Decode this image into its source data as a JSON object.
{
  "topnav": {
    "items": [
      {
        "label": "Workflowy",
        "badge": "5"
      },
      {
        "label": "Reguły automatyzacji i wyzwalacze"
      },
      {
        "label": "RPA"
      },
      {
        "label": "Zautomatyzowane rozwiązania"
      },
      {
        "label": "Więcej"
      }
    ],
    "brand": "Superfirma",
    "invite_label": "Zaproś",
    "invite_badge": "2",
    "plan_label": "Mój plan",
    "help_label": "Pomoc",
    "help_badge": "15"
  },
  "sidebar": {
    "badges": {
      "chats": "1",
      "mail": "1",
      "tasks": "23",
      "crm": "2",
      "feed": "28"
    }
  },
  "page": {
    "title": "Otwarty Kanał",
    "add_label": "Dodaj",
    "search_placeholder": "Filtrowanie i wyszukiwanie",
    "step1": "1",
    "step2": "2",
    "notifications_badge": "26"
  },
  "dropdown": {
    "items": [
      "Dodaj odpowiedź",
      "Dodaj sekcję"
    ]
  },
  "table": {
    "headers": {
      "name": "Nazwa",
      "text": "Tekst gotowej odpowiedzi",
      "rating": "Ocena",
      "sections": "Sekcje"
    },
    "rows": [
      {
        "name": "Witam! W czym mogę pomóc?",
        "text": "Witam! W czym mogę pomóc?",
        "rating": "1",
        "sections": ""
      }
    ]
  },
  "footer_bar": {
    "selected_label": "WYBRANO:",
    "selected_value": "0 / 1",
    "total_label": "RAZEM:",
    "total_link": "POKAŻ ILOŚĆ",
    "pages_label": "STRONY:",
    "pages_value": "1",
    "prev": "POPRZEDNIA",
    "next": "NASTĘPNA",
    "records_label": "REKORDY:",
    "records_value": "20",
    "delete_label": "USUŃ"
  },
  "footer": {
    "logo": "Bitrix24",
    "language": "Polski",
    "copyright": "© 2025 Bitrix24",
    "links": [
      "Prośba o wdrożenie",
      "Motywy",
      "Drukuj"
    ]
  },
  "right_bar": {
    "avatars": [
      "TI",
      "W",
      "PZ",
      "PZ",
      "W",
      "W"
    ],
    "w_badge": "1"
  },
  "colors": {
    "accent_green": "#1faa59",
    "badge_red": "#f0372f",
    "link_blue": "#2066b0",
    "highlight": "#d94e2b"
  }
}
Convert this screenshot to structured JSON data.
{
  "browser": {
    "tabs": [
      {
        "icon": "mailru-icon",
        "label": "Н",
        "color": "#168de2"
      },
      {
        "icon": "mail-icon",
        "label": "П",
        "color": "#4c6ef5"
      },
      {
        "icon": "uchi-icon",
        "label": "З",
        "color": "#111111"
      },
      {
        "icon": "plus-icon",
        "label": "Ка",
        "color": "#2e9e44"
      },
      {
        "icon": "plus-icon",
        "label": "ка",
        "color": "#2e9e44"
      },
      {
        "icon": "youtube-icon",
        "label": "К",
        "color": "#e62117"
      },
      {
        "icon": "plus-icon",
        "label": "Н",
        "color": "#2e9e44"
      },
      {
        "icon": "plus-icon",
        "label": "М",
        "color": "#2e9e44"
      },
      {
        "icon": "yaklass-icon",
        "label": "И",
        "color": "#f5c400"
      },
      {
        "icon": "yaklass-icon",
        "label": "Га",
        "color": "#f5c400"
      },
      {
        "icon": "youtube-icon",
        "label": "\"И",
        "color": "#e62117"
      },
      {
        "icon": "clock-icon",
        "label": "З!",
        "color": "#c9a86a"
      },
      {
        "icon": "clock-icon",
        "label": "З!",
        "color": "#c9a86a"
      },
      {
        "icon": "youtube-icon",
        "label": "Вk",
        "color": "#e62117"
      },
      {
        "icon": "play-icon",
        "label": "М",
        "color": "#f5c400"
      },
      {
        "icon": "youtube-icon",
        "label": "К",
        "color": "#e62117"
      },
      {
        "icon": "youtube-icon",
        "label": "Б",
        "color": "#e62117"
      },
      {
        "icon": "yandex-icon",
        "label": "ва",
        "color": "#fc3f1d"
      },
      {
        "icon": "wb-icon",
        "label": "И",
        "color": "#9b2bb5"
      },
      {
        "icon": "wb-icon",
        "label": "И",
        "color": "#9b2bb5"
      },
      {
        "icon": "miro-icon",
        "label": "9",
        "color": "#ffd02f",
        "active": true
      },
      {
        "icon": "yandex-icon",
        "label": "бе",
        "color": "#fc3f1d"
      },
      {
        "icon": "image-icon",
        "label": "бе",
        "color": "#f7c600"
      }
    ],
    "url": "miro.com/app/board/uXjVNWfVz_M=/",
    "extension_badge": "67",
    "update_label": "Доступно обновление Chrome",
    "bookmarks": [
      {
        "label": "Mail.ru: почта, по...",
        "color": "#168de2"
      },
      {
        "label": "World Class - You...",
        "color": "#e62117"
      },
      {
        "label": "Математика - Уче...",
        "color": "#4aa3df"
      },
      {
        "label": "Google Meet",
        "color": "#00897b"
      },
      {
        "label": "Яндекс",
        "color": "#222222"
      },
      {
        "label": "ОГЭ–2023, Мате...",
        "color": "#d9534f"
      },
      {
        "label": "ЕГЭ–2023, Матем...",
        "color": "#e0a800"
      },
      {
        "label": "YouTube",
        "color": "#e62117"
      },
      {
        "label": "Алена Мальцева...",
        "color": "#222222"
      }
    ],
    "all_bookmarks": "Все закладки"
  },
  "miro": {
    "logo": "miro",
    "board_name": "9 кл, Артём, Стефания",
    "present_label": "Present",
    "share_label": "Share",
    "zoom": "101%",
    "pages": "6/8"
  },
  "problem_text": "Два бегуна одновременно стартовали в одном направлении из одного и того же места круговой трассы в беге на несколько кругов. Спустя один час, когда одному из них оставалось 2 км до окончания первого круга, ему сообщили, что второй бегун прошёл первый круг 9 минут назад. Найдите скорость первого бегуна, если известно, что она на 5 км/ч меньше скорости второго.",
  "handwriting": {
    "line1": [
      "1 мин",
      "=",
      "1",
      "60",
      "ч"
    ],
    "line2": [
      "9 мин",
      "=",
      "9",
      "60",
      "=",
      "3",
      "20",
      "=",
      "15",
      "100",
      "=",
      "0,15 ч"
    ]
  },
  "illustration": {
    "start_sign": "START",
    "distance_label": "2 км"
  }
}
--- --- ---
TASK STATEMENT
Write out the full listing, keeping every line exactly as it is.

RESPONSE TO THIS TASK
Decode this image into its source data as a JSON object.
{
  "topnav": {
    "items": [
      {
        "label": "Workflowy",
        "badge": "5"
      },
      {
        "label": "Reguły automatyzacji i wyzwalacze"
      },
      {
        "label": "RPA"
      },
      {
        "label": "Zautomatyzowane rozwiązania"
      },
      {
        "label": "Więcej"
      }
    ],
    "brand": "Superfirma",
    "invite_label": "Zaproś",
    "invite_badge": "2",
    "plan_label": "Mój plan",
    "help_label": "Pomoc",
    "help_badge": "15"
  },
  "sidebar": {
    "badges": {
      "chats": "1",
      "mail": "1",
      "tasks": "23",
      "crm": "2",
      "feed": "28"
    }
  },
  "page": {
    "title": "Otwarty Kanał",
    "add_label": "Dodaj",
    "search_placeholder": "Filtrowanie i wyszukiwanie",
    "step1": "1",
    "step2": "2",
    "notifications_badge": "26"
  },
  "dropdown": {
    "items": [
      "Dodaj odpowiedź",
      "Dodaj sekcję"
    ]
  },
  "table": {
    "headers": {
      "name": "Nazwa",
      "text": "Tekst gotowej odpowiedzi",
      "rating": "Ocena",
      "sections": "Sekcje"
    },
    "rows": [
      {
        "name": "Witam! W czym mogę pomóc?",
        "text": "Witam! W czym mogę pomóc?",
        "rating": "1",
        "sections": ""
      }
    ]
  },
  "footer_bar": {
    "selected_label": "WYBRANO:",
    "selected_value": "0 / 1",
    "total_label": "RAZEM:",
    "total_link": "POKAŻ ILOŚĆ",
    "pages_label": "STRONY:",
    "pages_value": "1",
    "prev": "POPRZEDNIA",
    "next": "NASTĘPNA",
    "records_label": "REKORDY:",
    "records_value": "20",
    "delete_label": "USUŃ"
  },
  "footer": {
    "logo": "Bitrix24",
    "language": "Polski",
    "copyright": "© 2025 Bitrix24",
    "links": [
      "Prośba o wdrożenie",
      "Motywy",
      "Drukuj"
    ]
  },
  "right_bar": {
    "avatars": [
      "TI",
      "W",
      "PZ",
      "PZ",
      "W",
      "W"
    ],
    "w_badge": "1"
  },
  "colors": {
    "accent_green": "#1faa59",
    "badge_red": "#f0372f",
    "link_blue": "#2066b0",
    "highlight": "#d94e2b"
  }
}
Convert this screenshot to structured JSON data.
{
  "browser": {
    "tabs": [
      {
        "icon": "mailru-icon",
        "label": "Н",
        "color": "#168de2"
      },
      {
        "icon": "mail-icon",
        "label": "П",
        "color": "#4c6ef5"
      },
      {
        "icon": "uchi-icon",
        "label": "З",
        "color": "#111111"
      },
      {
        "icon": "plus-icon",
        "label": "Ка",
        "color": "#2e9e44"
      },
      {
        "icon": "plus-icon",
        "label": "ка",
        "color": "#2e9e44"
      },
      {
        "icon": "youtube-icon",
        "label": "К",
        "color": "#e62117"
      },
      {
        "icon": "plus-icon",
        "label": "Н",
        "color": "#2e9e44"
      },
      {
        "icon": "plus-icon",
        "label": "М",
        "color": "#2e9e44"
      },
      {
        "icon": "yaklass-icon",
        "label": "И",
        "color": "#f5c400"
      },
      {
        "icon": "yaklass-icon",
        "label": "Га",
        "color": "#f5c400"
      },
      {
        "icon": "youtube-icon",
        "label": "\"И",
        "color": "#e62117"
      },
      {
        "icon": "clock-icon",
        "label": "З!",
        "color": "#c9a86a"
      },
      {
        "icon": "clock-icon",
        "label": "З!",
        "color": "#c9a86a"
      },
      {
        "icon": "youtube-icon",
        "label": "Вk",
        "color": "#e62117"
      },
      {
        "icon": "play-icon",
        "label": "М",
        "color": "#f5c400"
      },
      {
        "icon": "youtube-icon",
        "label": "К",
        "color": "#e62117"
      },
      {
        "icon": "youtube-icon",
        "label": "Б",
        "color": "#e62117"
      },
      {
        "icon": "yandex-icon",
        "label": "ва",
        "color": "#fc3f1d"
      },
      {
        "icon": "wb-icon",
        "label": "И",
        "color": "#9b2bb5"
      },
      {
        "icon": "wb-icon",
        "label": "И",
        "color": "#9b2bb5"
      },
      {
        "icon": "miro-icon",
        "label": "9",
        "color": "#ffd02f",
        "active": true
      },
      {
        "icon": "yandex-icon",
        "label": "бе",
        "color": "#fc3f1d"
      },
      {
        "icon": "image-icon",
        "label": "бе",
        "color": "#f7c600"
      }
    ],
    "url": "miro.com/app/board/uXjVNWfVz_M=/",
    "extension_badge": "67",
    "update_label": "Доступно обновление Chrome",
    "bookmarks": [
      {
        "label": "Mail.ru: почта, по...",
        "color": "#168de2"
      },
      {
        "label": "World Class - You...",
        "color": "#e62117"
      },
      {
        "label": "Математика - Уче...",
        "color": "#4aa3df"
      },
      {
        "label": "Google Meet",
        "color": "#00897b"
      },
      {
        "label": "Яндекс",
        "color": "#222222"
      },
      {
        "label": "ОГЭ–2023, Мате...",
        "color": "#d9534f"
      },
      {
        "label": "ЕГЭ–2023, Матем...",
        "color": "#e0a800"
      },
      {
        "label": "YouTube",
        "color": "#e62117"
      },
      {
        "label": "Алена Мальцева...",
        "color": "#222222"
      }
    ],
    "all_bookmarks": "Все закладки"
  },
  "miro": {
    "logo": "miro",
    "board_name": "9 кл, Артём, Стефания",
    "present_label": "Present",
    "share_label": "Share",
    "zoom": "101%",
    "pages": "6/8"
  },
  "problem_text": "Два бегуна одновременно стартовали в одном направлении из одного и того же места круговой трассы в беге на несколько кругов. Спустя один час, когда одному из них оставалось 2 км до окончания первого круга, ему сообщили, что второй бегун прошёл первый круг 9 минут назад. Найдите скорость первого бегуна, если известно, что она на 5 км/ч меньше скорости второго.",
  "handwriting": {
    "line1": [
      "1 мин",
      "=",
      "1",
      "60",
      "ч"
    ],
    "line2": [
      "9 мин",
      "=",
      "9",
      "60",
      "=",
      "3",
      "20",
      "=",
      "15",
      "100",
      "=",
      "0,15 ч"
    ]
  },
  "illustration": {
    "start_sign": "START",
    "distance_label": "2 км"
  }
}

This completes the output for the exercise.